Many think of chastity belts as a part of medieval society, but there is little archaeological evidence to show that they were common, and many examples that do exist have been denounced as fakes. Even so, there is a basis in legend of the symbolic nature of the chastity belt.
What archaeological evidence there is suggests the belts were largely manufactured for women, although the main issue of conjecture is whether or not distrustful husbands forced them on their wives when they left home, or whether they were to safeguard women from rape. The most probable answer is that there were instances of both.
The most beautiful legend behind the history is written in the poetry of Guigemar de Marie de France who wrote in the twelfth century. She wrote that two young lovers were going to be separated and that they performed a ritual to honour their oath of fidelity to each other. The girl tied a knot around her lover's shirt, while he knotted a belt around her waist. They swore that they would only give their love to one who could remove the garment without tearing or cutting it.
The History of Lingerie
The first known example of women using lingerie to enhance their figure is in Crete, with the Minoan civilisation. Archaeological records depict a fashion of flounced skirts with a corset that moulded around the breasts and lifted them, leaving them bare.
Whether this was a social fashion or a form of religious worship is unknown.
In the Middle Ages, however, there was an emphasis on small breasts, a range of different corset styles coming into fashion, notably thecotte, the bliaunt and the surcot.
During the Renaissance, however, this style became much more emphatic. The Spanish influence meant the introduction of much tighter corsets that moulded the woman's shape into one highlighting a narrow waist, flat stomach and small bust. As a result, women often fainted, which enforced a dependency and the notion of feminine weakness within a male-dominated society.
Later in the eighteenth century, women emphasised a more voluptuous figure and began to employ more luxurious fabrics to enhance the sensual power of the female shape.

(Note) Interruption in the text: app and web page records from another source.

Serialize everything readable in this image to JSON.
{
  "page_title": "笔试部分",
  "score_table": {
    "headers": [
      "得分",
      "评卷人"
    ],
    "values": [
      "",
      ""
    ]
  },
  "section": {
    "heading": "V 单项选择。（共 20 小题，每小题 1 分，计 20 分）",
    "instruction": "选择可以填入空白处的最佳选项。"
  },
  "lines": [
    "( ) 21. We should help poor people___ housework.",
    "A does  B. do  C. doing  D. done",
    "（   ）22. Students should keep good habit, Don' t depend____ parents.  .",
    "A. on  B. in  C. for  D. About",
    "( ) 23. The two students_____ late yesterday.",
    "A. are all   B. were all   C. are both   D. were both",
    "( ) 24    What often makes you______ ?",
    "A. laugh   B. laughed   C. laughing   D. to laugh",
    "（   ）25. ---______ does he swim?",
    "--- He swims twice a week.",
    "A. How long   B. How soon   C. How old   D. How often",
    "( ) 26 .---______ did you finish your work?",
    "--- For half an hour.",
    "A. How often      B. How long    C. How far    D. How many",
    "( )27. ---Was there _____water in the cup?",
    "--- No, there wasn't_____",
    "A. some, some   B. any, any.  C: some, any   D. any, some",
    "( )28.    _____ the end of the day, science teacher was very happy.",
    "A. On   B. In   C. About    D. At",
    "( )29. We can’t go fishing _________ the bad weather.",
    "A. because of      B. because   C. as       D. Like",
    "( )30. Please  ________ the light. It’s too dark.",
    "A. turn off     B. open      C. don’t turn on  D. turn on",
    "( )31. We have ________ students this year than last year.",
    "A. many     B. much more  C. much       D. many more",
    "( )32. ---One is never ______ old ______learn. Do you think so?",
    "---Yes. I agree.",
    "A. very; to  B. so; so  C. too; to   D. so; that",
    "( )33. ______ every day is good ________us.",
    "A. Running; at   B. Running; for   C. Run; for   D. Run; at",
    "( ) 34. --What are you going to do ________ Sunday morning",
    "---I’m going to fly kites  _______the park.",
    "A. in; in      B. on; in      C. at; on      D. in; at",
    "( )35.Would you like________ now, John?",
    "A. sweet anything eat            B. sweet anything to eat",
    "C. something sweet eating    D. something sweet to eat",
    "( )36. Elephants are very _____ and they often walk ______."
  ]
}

This style continued, although in the 1770's, boned corsets were prohibited only to make a reappearance in the 1800's.
Bodices that could be laced by the wearer also came into fashion.
In the 1900's, scented underwear and specific types of lingerie for different activities and times of day became fashionable.
The fashion for tight corsets, however, remained. Garters and suspenders grew in popularity as more women wore stockings.
The twentieth century saw a decisive break from the tradition of the previous years, as more and more companies began to have an interest in the role of a woman's body in her notions of self.
Styles diversified and became more comfortable, while bra sizes and designs developed.
This development of lingerie throughout the ages has left women today with a much firmer sense of their own beauty, and the range of styles, fabrics and sizes allows each woman to dress according to her own style and what makes her feel positive about herself and her body. The romantic aspect of lingerie is essentially the feeling of self worth that comes from sensuality and indulgence.